What he was referring to was the fact that flying, among other things, is a three-dimensional experience. Pilots not only deal with horizontal headings but vertical directions as well. All while paying close attention to Sir Isaac Newton’s principles of lift – the law that governs whether and how airplanes fly.
I pushed the yoke forward and the plane quickly slipped to a lower altitude as we continued to fly at 90-plus knots just a little offshore towards the Del Mar Fairgrounds. I was getting the hang of it and actually beginning to think that with a lot of practice and training, I just might be able to do this on my own.
Maybe some day. For now, stay humble and pay attention, fool. As we came to the fairgrounds, James told me to execute a right turn in order to come around and begin the return leg to the airport. It wasn’t the first time I had turned the aircraft in flight, I had learned a thing or two about turns a few minutes before.
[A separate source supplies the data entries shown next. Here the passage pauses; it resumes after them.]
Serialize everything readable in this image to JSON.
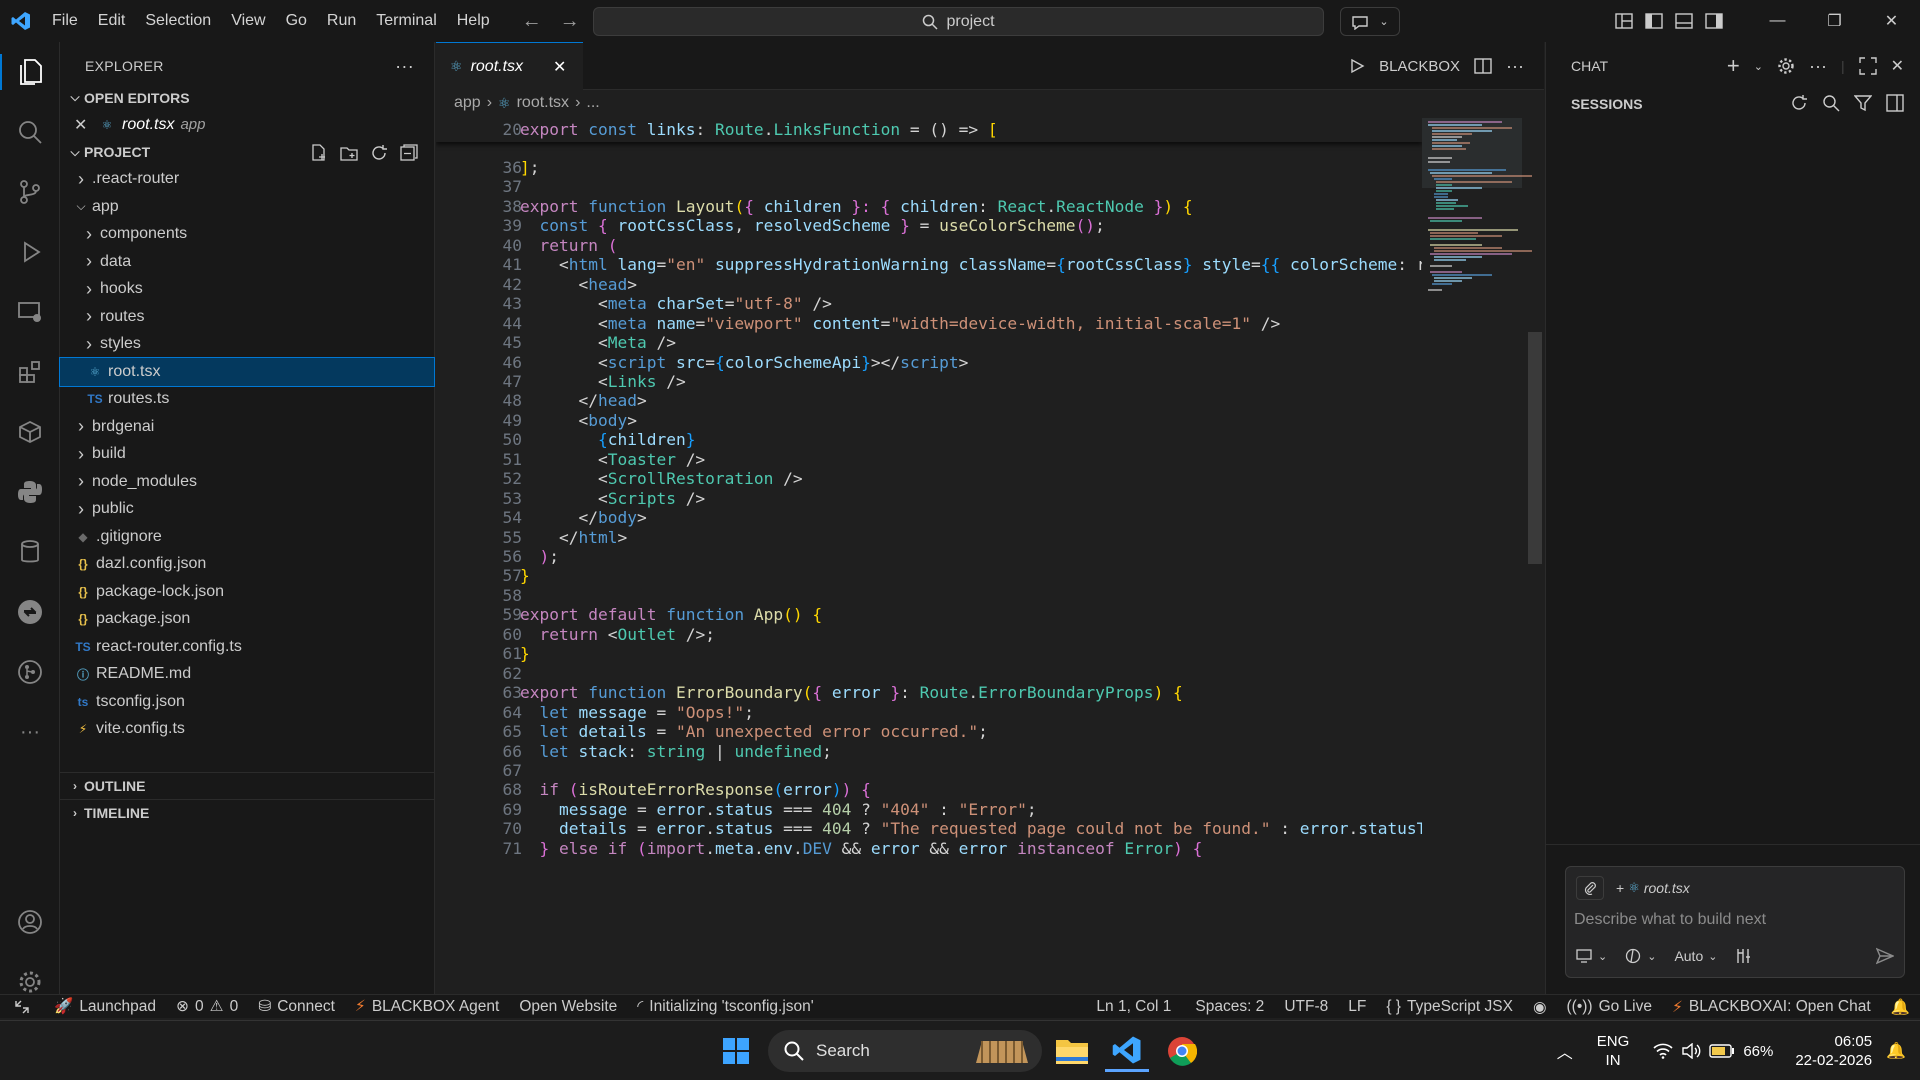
{
  "titlebar": {
    "menus": [
      "File",
      "Edit",
      "Selection",
      "View",
      "Go",
      "Run",
      "Terminal",
      "Help"
    ],
    "search_text": "project"
  },
  "explorer": {
    "title": "EXPLORER",
    "open_editors_label": "OPEN EDITORS",
    "open_editor": {
      "name": "root.tsx",
      "folder": "app"
    },
    "project_label": "PROJECT",
    "tree": [
      {
        "label": ".react-router",
        "kind": "folder",
        "depth": 0,
        "expanded": false
      },
      {
        "label": "app",
        "kind": "folder",
        "depth": 0,
        "expanded": true
      },
      {
        "label": "components",
        "kind": "folder",
        "depth": 1,
        "expanded": false
      },
      {
        "label": "data",
        "kind": "folder",
        "depth": 1,
        "expanded": false
      },
      {
        "label": "hooks",
        "kind": "folder",
        "depth": 1,
        "expanded": false
      },
      {
        "label": "routes",
        "kind": "folder",
        "depth": 1,
        "expanded": false
      },
      {
        "label": "styles",
        "kind": "folder",
        "depth": 1,
        "expanded": false
      },
      {
        "label": "root.tsx",
        "kind": "react",
        "depth": 1,
        "selected": true
      },
      {
        "label": "routes.ts",
        "kind": "ts",
        "depth": 1
      },
      {
        "label": "brdgenai",
        "kind": "folder",
        "depth": 0,
        "expanded": false
      },
      {
        "label": "build",
        "kind": "folder",
        "depth": 0,
        "expanded": false
      },
      {
        "label": "node_modules",
        "kind": "folder",
        "depth": 0,
        "expanded": false
      },
      {
        "label": "public",
        "kind": "folder",
        "depth": 0,
        "expanded": false
      },
      {
        "label": ".gitignore",
        "kind": "git",
        "depth": 0
      },
      {
        "label": "dazl.config.json",
        "kind": "json",
        "depth": 0
      },
      {
        "label": "package-lock.json",
        "kind": "json",
        "depth": 0
      },
      {
        "label": "package.json",
        "kind": "json",
        "depth": 0
      },
      {
        "label": "react-router.config.ts",
        "kind": "ts",
        "depth": 0
      },
      {
        "label": "README.md",
        "kind": "info",
        "depth": 0
      },
      {
        "label": "tsconfig.json",
        "kind": "tsconfig",
        "depth": 0
      },
      {
        "label": "vite.config.ts",
        "kind": "vite",
        "depth": 0
      }
    ],
    "outline_label": "OUTLINE",
    "timeline_label": "TIMELINE"
  },
  "editor": {
    "tab_name": "root.tsx",
    "run_label": "BLACKBOX",
    "breadcrumb": [
      "app",
      "root.tsx",
      "..."
    ],
    "sticky_line": {
      "n": "20",
      "t": [
        [
          "export ",
          "kw"
        ],
        [
          "const ",
          "st"
        ],
        [
          "links",
          "vr"
        ],
        [
          ": ",
          "p"
        ],
        [
          "Route",
          "ty"
        ],
        [
          ".",
          "p"
        ],
        [
          "LinksFunction",
          "ty"
        ],
        [
          " = () => ",
          "p"
        ],
        [
          "[",
          "br1"
        ]
      ]
    },
    "lines": [
      {
        "n": "36",
        "t": [
          [
            "]",
            "br1"
          ],
          [
            ";",
            "p"
          ]
        ]
      },
      {
        "n": "37",
        "t": []
      },
      {
        "n": "38",
        "t": [
          [
            "export ",
            "kw"
          ],
          [
            "function ",
            "st"
          ],
          [
            "Layout",
            "fn"
          ],
          [
            "(",
            "br1"
          ],
          [
            "{ ",
            "br2"
          ],
          [
            "children ",
            "vr"
          ],
          [
            "}: ",
            "br2"
          ],
          [
            "{ ",
            "br2"
          ],
          [
            "children",
            "vr"
          ],
          [
            ": ",
            "p"
          ],
          [
            "React",
            "ty"
          ],
          [
            ".",
            "p"
          ],
          [
            "ReactNode ",
            "ty"
          ],
          [
            "}",
            "br2"
          ],
          [
            ")",
            "br1"
          ],
          [
            " {",
            "br1"
          ]
        ]
      },
      {
        "n": "39",
        "t": [
          [
            "  const ",
            "st"
          ],
          [
            "{ ",
            "br2"
          ],
          [
            "rootCssClass",
            "vr"
          ],
          [
            ", ",
            "p"
          ],
          [
            "resolvedScheme ",
            "vr"
          ],
          [
            "} ",
            "br2"
          ],
          [
            "= ",
            "p"
          ],
          [
            "useColorScheme",
            "fn"
          ],
          [
            "()",
            "br2"
          ],
          [
            ";",
            "p"
          ]
        ]
      },
      {
        "n": "40",
        "t": [
          [
            "  return ",
            "kw"
          ],
          [
            "(",
            "br2"
          ]
        ]
      },
      {
        "n": "41",
        "t": [
          [
            "    <",
            "p"
          ],
          [
            "html ",
            "tg"
          ],
          [
            "lang",
            "at"
          ],
          [
            "=",
            "p"
          ],
          [
            "\"en\" ",
            "sr"
          ],
          [
            "suppressHydrationWarning ",
            "at"
          ],
          [
            "className",
            "at"
          ],
          [
            "=",
            "p"
          ],
          [
            "{",
            "br3"
          ],
          [
            "rootCssClass",
            "vr"
          ],
          [
            "} ",
            "br3"
          ],
          [
            "style",
            "at"
          ],
          [
            "=",
            "p"
          ],
          [
            "{{ ",
            "br3"
          ],
          [
            "colorScheme",
            "vr"
          ],
          [
            ": re",
            "p"
          ]
        ]
      },
      {
        "n": "42",
        "t": [
          [
            "      <",
            "p"
          ],
          [
            "head",
            "tg"
          ],
          [
            ">",
            "p"
          ]
        ]
      },
      {
        "n": "43",
        "t": [
          [
            "        <",
            "p"
          ],
          [
            "meta ",
            "tg"
          ],
          [
            "charSet",
            "at"
          ],
          [
            "=",
            "p"
          ],
          [
            "\"utf-8\" ",
            "sr"
          ],
          [
            "/>",
            "p"
          ]
        ]
      },
      {
        "n": "44",
        "t": [
          [
            "        <",
            "p"
          ],
          [
            "meta ",
            "tg"
          ],
          [
            "name",
            "at"
          ],
          [
            "=",
            "p"
          ],
          [
            "\"viewport\" ",
            "sr"
          ],
          [
            "content",
            "at"
          ],
          [
            "=",
            "p"
          ],
          [
            "\"width=device-width, initial-scale=1\" ",
            "sr"
          ],
          [
            "/>",
            "p"
          ]
        ]
      },
      {
        "n": "45",
        "t": [
          [
            "        <",
            "p"
          ],
          [
            "Meta ",
            "cm"
          ],
          [
            "/>",
            "p"
          ]
        ]
      },
      {
        "n": "46",
        "t": [
          [
            "        <",
            "p"
          ],
          [
            "script ",
            "tg"
          ],
          [
            "src",
            "at"
          ],
          [
            "=",
            "p"
          ],
          [
            "{",
            "br3"
          ],
          [
            "colorSchemeApi",
            "vr"
          ],
          [
            "}",
            "br3"
          ],
          [
            "></",
            "p"
          ],
          [
            "script",
            "tg"
          ],
          [
            ">",
            "p"
          ]
        ]
      },
      {
        "n": "47",
        "t": [
          [
            "        <",
            "p"
          ],
          [
            "Links ",
            "cm"
          ],
          [
            "/>",
            "p"
          ]
        ]
      },
      {
        "n": "48",
        "t": [
          [
            "      </",
            "p"
          ],
          [
            "head",
            "tg"
          ],
          [
            ">",
            "p"
          ]
        ]
      },
      {
        "n": "49",
        "t": [
          [
            "      <",
            "p"
          ],
          [
            "body",
            "tg"
          ],
          [
            ">",
            "p"
          ]
        ]
      },
      {
        "n": "50",
        "t": [
          [
            "        {",
            "br3"
          ],
          [
            "children",
            "vr"
          ],
          [
            "}",
            "br3"
          ]
        ]
      },
      {
        "n": "51",
        "t": [
          [
            "        <",
            "p"
          ],
          [
            "Toaster ",
            "cm"
          ],
          [
            "/>",
            "p"
          ]
        ]
      },
      {
        "n": "52",
        "t": [
          [
            "        <",
            "p"
          ],
          [
            "ScrollRestoration ",
            "cm"
          ],
          [
            "/>",
            "p"
          ]
        ]
      },
      {
        "n": "53",
        "t": [
          [
            "        <",
            "p"
          ],
          [
            "Scripts ",
            "cm"
          ],
          [
            "/>",
            "p"
          ]
        ]
      },
      {
        "n": "54",
        "t": [
          [
            "      </",
            "p"
          ],
          [
            "body",
            "tg"
          ],
          [
            ">",
            "p"
          ]
        ]
      },
      {
        "n": "55",
        "t": [
          [
            "    </",
            "p"
          ],
          [
            "html",
            "tg"
          ],
          [
            ">",
            "p"
          ]
        ]
      },
      {
        "n": "56",
        "t": [
          [
            "  )",
            "br2"
          ],
          [
            ";",
            "p"
          ]
        ]
      },
      {
        "n": "57",
        "t": [
          [
            "}",
            "br1"
          ]
        ]
      },
      {
        "n": "58",
        "t": []
      },
      {
        "n": "59",
        "t": [
          [
            "export ",
            "kw"
          ],
          [
            "default ",
            "kw"
          ],
          [
            "function ",
            "st"
          ],
          [
            "App",
            "fn"
          ],
          [
            "() ",
            "br1"
          ],
          [
            "{",
            "br1"
          ]
        ]
      },
      {
        "n": "60",
        "t": [
          [
            "  return ",
            "kw"
          ],
          [
            "<",
            "p"
          ],
          [
            "Outlet ",
            "cm"
          ],
          [
            "/>",
            "p"
          ],
          [
            ";",
            "p"
          ]
        ]
      },
      {
        "n": "61",
        "t": [
          [
            "}",
            "br1"
          ]
        ]
      },
      {
        "n": "62",
        "t": []
      },
      {
        "n": "63",
        "t": [
          [
            "export ",
            "kw"
          ],
          [
            "function ",
            "st"
          ],
          [
            "ErrorBoundary",
            "fn"
          ],
          [
            "(",
            "br1"
          ],
          [
            "{ ",
            "br2"
          ],
          [
            "error ",
            "vr"
          ],
          [
            "}",
            "br2"
          ],
          [
            ": ",
            "p"
          ],
          [
            "Route",
            "ty"
          ],
          [
            ".",
            "p"
          ],
          [
            "ErrorBoundaryProps",
            "ty"
          ],
          [
            ")",
            "br1"
          ],
          [
            " {",
            "br1"
          ]
        ]
      },
      {
        "n": "64",
        "t": [
          [
            "  let ",
            "st"
          ],
          [
            "message ",
            "vr"
          ],
          [
            "= ",
            "p"
          ],
          [
            "\"Oops!\"",
            "sr"
          ],
          [
            ";",
            "p"
          ]
        ]
      },
      {
        "n": "65",
        "t": [
          [
            "  let ",
            "st"
          ],
          [
            "details ",
            "vr"
          ],
          [
            "= ",
            "p"
          ],
          [
            "\"An unexpected error occurred.\"",
            "sr"
          ],
          [
            ";",
            "p"
          ]
        ]
      },
      {
        "n": "66",
        "t": [
          [
            "  let ",
            "st"
          ],
          [
            "stack",
            "vr"
          ],
          [
            ": ",
            "p"
          ],
          [
            "string ",
            "ty"
          ],
          [
            "| ",
            "p"
          ],
          [
            "undefined",
            "ty"
          ],
          [
            ";",
            "p"
          ]
        ]
      },
      {
        "n": "67",
        "t": []
      },
      {
        "n": "68",
        "t": [
          [
            "  if ",
            "kw"
          ],
          [
            "(",
            "br2"
          ],
          [
            "isRouteErrorResponse",
            "fn"
          ],
          [
            "(",
            "br3"
          ],
          [
            "error",
            "vr"
          ],
          [
            ")",
            "br3"
          ],
          [
            ")",
            "br2"
          ],
          [
            " {",
            "br2"
          ]
        ]
      },
      {
        "n": "69",
        "t": [
          [
            "    message ",
            "vr"
          ],
          [
            "= ",
            "p"
          ],
          [
            "error",
            "vr"
          ],
          [
            ".",
            "p"
          ],
          [
            "status ",
            "vr"
          ],
          [
            "=== ",
            "p"
          ],
          [
            "404 ",
            "nm"
          ],
          [
            "? ",
            "p"
          ],
          [
            "\"404\" ",
            "sr"
          ],
          [
            ": ",
            "p"
          ],
          [
            "\"Error\"",
            "sr"
          ],
          [
            ";",
            "p"
          ]
        ]
      },
      {
        "n": "70",
        "t": [
          [
            "    details ",
            "vr"
          ],
          [
            "= ",
            "p"
          ],
          [
            "error",
            "vr"
          ],
          [
            ".",
            "p"
          ],
          [
            "status ",
            "vr"
          ],
          [
            "=== ",
            "p"
          ],
          [
            "404 ",
            "nm"
          ],
          [
            "? ",
            "p"
          ],
          [
            "\"The requested page could not be found.\" ",
            "sr"
          ],
          [
            ": ",
            "p"
          ],
          [
            "error",
            "vr"
          ],
          [
            ".",
            "p"
          ],
          [
            "statusTe",
            "vr"
          ]
        ]
      },
      {
        "n": "71",
        "t": [
          [
            "  } ",
            "br2"
          ],
          [
            "else ",
            "kw"
          ],
          [
            "if ",
            "kw"
          ],
          [
            "(",
            "br2"
          ],
          [
            "import",
            "kw"
          ],
          [
            ".",
            "p"
          ],
          [
            "meta",
            "vr"
          ],
          [
            ".",
            "p"
          ],
          [
            "env",
            "vr"
          ],
          [
            ".",
            "p"
          ],
          [
            "DEV ",
            "st"
          ],
          [
            "&& ",
            "p"
          ],
          [
            "error ",
            "vr"
          ],
          [
            "&& ",
            "p"
          ],
          [
            "error ",
            "vr"
          ],
          [
            "instanceof ",
            "kw"
          ],
          [
            "Error",
            "ty"
          ],
          [
            ") {",
            "br2"
          ]
        ]
      }
    ]
  },
  "chat": {
    "title": "CHAT",
    "sessions_label": "SESSIONS",
    "context_file": "root.tsx",
    "placeholder": "Describe what to build next",
    "mode_label": "Auto"
  },
  "statusbar": {
    "launchpad": "Launchpad",
    "errors": "0",
    "warnings": "0",
    "connect": "Connect",
    "agent": "BLACKBOX Agent",
    "open_website": "Open Website",
    "initializing": "Initializing 'tsconfig.json'",
    "position": "Ln 1, Col 1",
    "spaces": "Spaces: 2",
    "encoding": "UTF-8",
    "eol": "LF",
    "language": "TypeScript JSX",
    "go_live": "Go Live",
    "blackbox_chat": "BLACKBOXAI: Open Chat"
  },
  "taskbar": {
    "search_label": "Search",
    "lang_top": "ENG",
    "lang_bottom": "IN",
    "battery": "66%",
    "time": "06:05",
    "date": "22-02-2026"
  },
  "colors": {
    "accent": "#0078d4",
    "keyword": "#c586c0",
    "storage": "#569cd6",
    "function": "#dcdcaa",
    "type": "#4ec9b0",
    "variable": "#9cdcfe",
    "string": "#ce9178"
  }
}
For one thing, the plane doesn’t turn by simply turning the yoke. The plane has a rudder that is governed by another set of foot pedals below the brakes. Turning to the right required a combination of turning the yoke and stepping on the right rudder pedal.
Whoops, not so sharp a turn there!
When you bank the airplane into a turn, the nose turns automatically downward, since the angle of the wings now lessens the lift they produce – or something to that effect. In addition to engaging the right rudder pedal and turning the yoke, I had to pull back on the yoke in order to keep the nose up – a good application of the three-dimensional characteristics of flying an airplane.
“But not too much,” James cautioned. “When flying, treat the airplane gently like a lady. Never over-react or push or pull any control too much. Remember, the airplane is like a lady, something to be handled gently.”
As we headed back towards Carlsbad, James re-contacted the tower, indicating our position and estimated time of arrival and told me as we got closer than he would handle the landing.
That’s the best news I’ve heard since “You did it, we’re airborne.”
We began our descent as we approached the airfield that I, quite frankly, had not spotted yet.
“Where are we fixin’ to land?” – using a Texas colloquialism, “Over there at about 11 o’clock,” James replied. The instructor decreased power as we continued to descend and line up with the landing strip that I now had in view.
Trouble was, I also thought I could actually see the propeller blades, the rpms had been reduced that much. We were pretty much coming in with the engine at idle. James had engaged the flaps to allow us to maintain airworthiness at a much slower speed, but it was as if we were hanging over the ground and not moving forward as fast as I wanted to.
“Remember, this plane has tremendous gliding characteristics, it doesn’t need that much power at this stage of the flight. We need to decrease our speed to about 60 knots as we touch down,” James reassured me. “Don’t worry about the prop; both it and we’re just fine.”
Yea, but I swear I can see the blades almost at a standstill.
The wheels hit the pavement nice and easy without as much a squeak or squeal and the plane rolled to an easy stop near where we were to park it.
Airplanes, obviously can’t back up by themselves and aren’t all that easy to maneuver into specific positions. And so the high-tech world of glass cockpit avionics and state-of-the-art engines soon gave way to low-tech grunt work as James, myself and an airport employee quickly pushed N497TC by hand into its parking position. We had completed my first demonstration flight.
Learning to fly is something that maybe I’d like to do some day. Not ready now, but it might be fun to become one of 60 and 70 aspiring flyers who are learning to fly at any given time under James Treiber and his team of certified flight instructors at Pinnacle Aviation Academy at McClellan-Palomar Airport. Anyone else interested can check it out at www.pinnacleacademy.com.
Sure, it’s a commitment of time and finances, but you only go around once and why not take part of the trip airborne. It’s worth a thought.
Dick Daniels is Mayor Pro Tem of Escondido and a former newspaper reporter and editor.